[[ Data to use, beginning ]]

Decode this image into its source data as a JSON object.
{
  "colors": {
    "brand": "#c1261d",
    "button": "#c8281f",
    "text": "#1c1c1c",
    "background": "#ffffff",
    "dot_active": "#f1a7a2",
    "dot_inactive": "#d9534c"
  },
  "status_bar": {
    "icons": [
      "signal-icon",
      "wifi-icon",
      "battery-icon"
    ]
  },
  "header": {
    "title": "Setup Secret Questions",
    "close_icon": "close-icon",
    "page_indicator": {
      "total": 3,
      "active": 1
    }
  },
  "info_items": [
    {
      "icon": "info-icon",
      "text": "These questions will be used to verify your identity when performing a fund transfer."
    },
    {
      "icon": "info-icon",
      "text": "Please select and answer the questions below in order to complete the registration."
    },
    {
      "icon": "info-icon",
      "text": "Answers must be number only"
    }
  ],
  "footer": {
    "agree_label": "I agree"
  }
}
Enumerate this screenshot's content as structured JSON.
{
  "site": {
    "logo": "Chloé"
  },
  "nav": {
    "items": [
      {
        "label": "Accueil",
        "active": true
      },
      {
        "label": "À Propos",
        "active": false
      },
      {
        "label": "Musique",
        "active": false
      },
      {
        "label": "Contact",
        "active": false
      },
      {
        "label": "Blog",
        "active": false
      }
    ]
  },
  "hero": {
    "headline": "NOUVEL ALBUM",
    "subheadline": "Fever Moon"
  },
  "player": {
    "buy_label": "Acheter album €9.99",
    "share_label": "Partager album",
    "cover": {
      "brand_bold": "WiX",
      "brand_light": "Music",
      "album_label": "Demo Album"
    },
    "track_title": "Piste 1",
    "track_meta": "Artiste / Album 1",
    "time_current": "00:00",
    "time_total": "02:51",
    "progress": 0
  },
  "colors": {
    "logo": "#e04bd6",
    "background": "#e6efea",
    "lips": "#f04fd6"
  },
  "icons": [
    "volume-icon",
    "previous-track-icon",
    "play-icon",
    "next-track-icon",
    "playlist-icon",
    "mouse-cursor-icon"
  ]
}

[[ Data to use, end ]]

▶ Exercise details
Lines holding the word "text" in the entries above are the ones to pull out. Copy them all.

▶ Answer to the exercise
    "text": "#1c1c1c",
      "text": "These questions will be used to verify your identity when performing a fund transfer."
      "text": "Please select and answer the questions below in order to complete the registration."
      "text": "Answers must be number only"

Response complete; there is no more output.